These khipus contain a formulaic arrangement of numerical values not encountered on khipus from elsewhere in Tawantinsuyu the Inka Jrton. Only 1 left in stock – order soon.
He is the recipient of numerous grants and fellowships in support of his research in the Andes over the past thirty-five years, including from the National Science Foundation, National Endowment for the Humanities, and Social Science Research Council, as well as having been named a MacArthur Fellow — This article focuses on a linked pair of ” documents ” from mid th century coastal Peru.
Professor of Anthropology, Harvard University.
The social life of numbers: Reading Khipus as Primary Sources cover more.
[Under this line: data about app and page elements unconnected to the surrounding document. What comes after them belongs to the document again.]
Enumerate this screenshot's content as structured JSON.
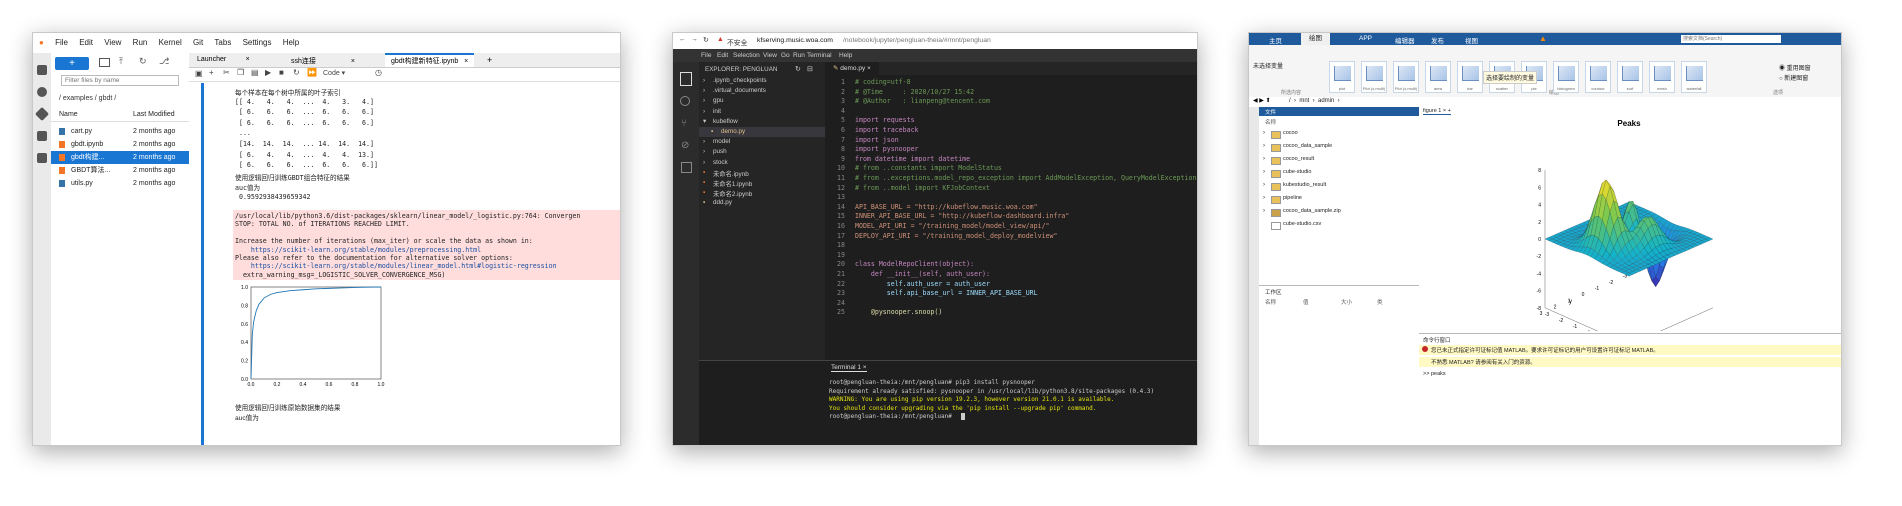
{
  "jupyter": {
    "menu": [
      "File",
      "Edit",
      "View",
      "Run",
      "Kernel",
      "Git",
      "Tabs",
      "Settings",
      "Help"
    ],
    "filter_placeholder": "Filter files by name",
    "breadcrumb": "/ examples / gbdt /",
    "col_name": "Name",
    "col_modified": "Last Modified",
    "files": [
      {
        "name": "cart.py",
        "modified": "2 months ago",
        "selected": false
      },
      {
        "name": "gbdt.ipynb",
        "modified": "2 months ago",
        "selected": false
      },
      {
        "name": "gbdt构建...",
        "modified": "2 months ago",
        "selected": true
      },
      {
        "name": "GBDT算法...",
        "modified": "2 months ago",
        "selected": false
      },
      {
        "name": "utils.py",
        "modified": "2 months ago",
        "selected": false
      }
    ],
    "tabs": [
      "Launcher",
      "ssh连接",
      "gbdt构建新特征.ipynb"
    ],
    "kernel": "Code",
    "output_lines": [
      "每个样本在每个树中所属的叶子索引",
      "[[ 4.   4.   4.  ...  4.   3.   4.]",
      " [ 6.   6.   6.  ...  6.   6.   6.]",
      " [ 6.   6.   6.  ...  6.   6.   6.]",
      " ...",
      " [14.  14.  14.  ... 14.  14.  14.]",
      " [ 6.   4.   4.  ...  4.   4.  13.]",
      " [ 6.   6.   6.  ...  6.   6.   6.]]",
      "使用逻辑回归训练GBDT组合特征的结果",
      "auc值为",
      " 0.9592938439659342"
    ],
    "warning_lines": [
      "/usr/local/lib/python3.6/dist-packages/sklearn/linear_model/_logistic.py:764: Convergen",
      "STOP: TOTAL NO. of ITERATIONS REACHED LIMIT.",
      "",
      "Increase the number of iterations (max_iter) or scale the data as shown in:",
      "    https://scikit-learn.org/stable/modules/preprocessing.html",
      "Please also refer to the documentation for alternative solver options:",
      "    https://scikit-learn.org/stable/modules/linear_model.html#logistic-regression",
      "  extra_warning_msg=_LOGISTIC_SOLVER_CONVERGENCE_MSG)"
    ],
    "after_lines": [
      "使用逻辑回归训练原始数据集的结果",
      "auc值为"
    ],
    "chart_yticks": [
      "1.0",
      "0.8",
      "0.6",
      "0.4",
      "0.2",
      "0.0"
    ],
    "chart_xticks": [
      "0.0",
      "0.2",
      "0.4",
      "0.6",
      "0.8",
      "1.0"
    ],
    "chart_data": {
      "type": "line",
      "x": [
        0,
        0.01,
        0.02,
        0.04,
        0.06,
        0.1,
        0.15,
        0.2,
        0.3,
        0.4,
        0.5,
        0.6,
        0.7,
        0.8,
        0.9,
        1.0
      ],
      "y": [
        0,
        0.48,
        0.62,
        0.74,
        0.81,
        0.88,
        0.92,
        0.94,
        0.96,
        0.97,
        0.98,
        0.985,
        0.99,
        0.995,
        0.998,
        1.0
      ],
      "xlim": [
        0,
        1
      ],
      "ylim": [
        0,
        1
      ]
    },
    "accent": "#1976d2"
  },
  "vscode": {
    "url_host": "kfserving.music.woa.com",
    "url_path": "/notebook/jupyter/pengluan-theia/#/mnt/pengluan",
    "insecure": "不安全",
    "menu": [
      "File",
      "Edit",
      "Selection",
      "View",
      "Go",
      "Run",
      "Terminal",
      "Help"
    ],
    "explorer_title": "EXPLORER: PENGLUAN",
    "tree": [
      {
        "name": ".ipynb_checkpoints",
        "type": "folder",
        "depth": 0
      },
      {
        "name": ".virtual_documents",
        "type": "folder",
        "depth": 0
      },
      {
        "name": "gpu",
        "type": "folder",
        "depth": 0
      },
      {
        "name": "init",
        "type": "folder",
        "depth": 0
      },
      {
        "name": "kubeflow",
        "type": "folder",
        "depth": 0,
        "open": true
      },
      {
        "name": "demo.py",
        "type": "file",
        "depth": 1,
        "selected": true
      },
      {
        "name": "model",
        "type": "folder",
        "depth": 0
      },
      {
        "name": "push",
        "type": "folder",
        "depth": 0
      },
      {
        "name": "stock",
        "type": "folder",
        "depth": 0
      },
      {
        "name": "未命名.ipynb",
        "type": "file",
        "depth": 0
      },
      {
        "name": "未命名1.ipynb",
        "type": "file",
        "depth": 0
      },
      {
        "name": "未命名2.ipynb",
        "type": "file",
        "depth": 0
      },
      {
        "name": "ddd.py",
        "type": "file",
        "depth": 0
      }
    ],
    "tab": "demo.py",
    "code": [
      "# coding=utf-8",
      "# @Time     : 2020/10/27 15:42",
      "# @Author   : lianpeng@tencent.com",
      "",
      "import requests",
      "import traceback",
      "import json",
      "import pysnooper",
      "from datetime import datetime",
      "# from ..constants import ModelStatus",
      "# from ..exceptions.model_repo_exception import AddModelException, QueryModelException, Update",
      "# from ..model import KFJobContext",
      "",
      "API_BASE_URL = \"http://kubeflow.music.woa.com\"",
      "INNER_API_BASE_URL = \"http://kubeflow-dashboard.infra\"",
      "MODEL_API_URI = \"/training_model/model_view/api/\"",
      "DEPLOY_API_URI = \"/training_model_deploy_modelview\"",
      "",
      "",
      "class ModelRepoClient(object):",
      "    def __init__(self, auth_user):",
      "        self.auth_user = auth_user",
      "        self.api_base_url = INNER_API_BASE_URL",
      "",
      "    @pysnooper.snoop()"
    ],
    "terminal_tab": "Terminal 1",
    "terminal": [
      {
        "t": "root@pengluan-theia:/mnt/pengluan# pip3 install pysnooper",
        "c": "#cccccc"
      },
      {
        "t": "Requirement already satisfied: pysnooper in /usr/local/lib/python3.8/site-packages (0.4.3)",
        "c": "#cccccc"
      },
      {
        "t": "WARNING: You are using pip version 19.2.3, however version 21.0.1 is available.",
        "c": "#e5e510"
      },
      {
        "t": "You should consider upgrading via the 'pip install --upgrade pip' command.",
        "c": "#e5e510"
      },
      {
        "t": "root@pengluan-theia:/mnt/pengluan# ",
        "c": "#cccccc"
      }
    ]
  },
  "matlab": {
    "tabs": [
      "主页",
      "绘图",
      "APP",
      "编辑器",
      "发布",
      "视图"
    ],
    "search_placeholder": "搜索文档(Search)",
    "selected_label": "未选择变量",
    "gallery": [
      "plot",
      "Plot (x,multi)",
      "Plot (x,multi)",
      "area",
      "bar",
      "scatter",
      "pie",
      "histogram",
      "contour",
      "surf",
      "mesh",
      "waterfall"
    ],
    "gallery_title": "选择要绘制的变量",
    "options": [
      "重用图窗",
      "新建图窗"
    ],
    "section_labels": [
      "所选内容",
      "绘图",
      "选项"
    ],
    "path": "/  ›  mnt  ›  admin  ›",
    "files_panel": "文件",
    "col_name": "名称",
    "files": [
      {
        "name": "cocoo",
        "type": "folder"
      },
      {
        "name": "cocoo_data_sample",
        "type": "folder"
      },
      {
        "name": "cocoo_result",
        "type": "folder"
      },
      {
        "name": "cube-studio",
        "type": "folder"
      },
      {
        "name": "kubestudio_result",
        "type": "folder"
      },
      {
        "name": "pipeline",
        "type": "folder"
      },
      {
        "name": "cocoo_data_sample.zip",
        "type": "zip"
      },
      {
        "name": "cube-studio.csv",
        "type": "file"
      }
    ],
    "workspace": "工作区",
    "ws_cols": [
      "名称",
      "值",
      "大小",
      "类"
    ],
    "figure_tab": "figure 1",
    "figure_title": "Peaks",
    "zticks": [
      "8",
      "6",
      "4",
      "2",
      "0",
      "-2",
      "-4",
      "-6",
      "-8"
    ],
    "xlabel": "x",
    "ylabel": "y",
    "xticks": [
      "-3",
      "-2",
      "-1",
      "0",
      "1",
      "2",
      "3"
    ],
    "yticks": [
      "3",
      "2",
      "1",
      "0",
      "-1",
      "-2",
      "-3"
    ],
    "cmd_title": "命令行窗口",
    "cmd_warning": "您已未正式指定许可证标记值 MATLAB。要求许可证标记的用户可设置许可证标记 MATLAB。",
    "cmd_notice": "不熟悉 MATLAB? 请参阅有关入门的资源。",
    "cmd_input": ">> peaks",
    "blue": "#1e5a9c"
  }
}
The formula includes first, a large number, hypothesized to record the sum total of produce included in a deposit, followed by a “fixed number,” and then one or more additional numbers.
It is argued that this construction feature divides the tributaries identified in the revisit into moieties; therefore, the khipus constitute a gloss on the social organization of the population identified in the revisit document. It is hypothesized that the fixed number represents an amount deducted from the deposit to support storage facility personnel.
The six khipus are organized into a total of color coded gafy groups of cords. He was previously Professor of Anthropology at Colgate University from to The stranger in Andean communities.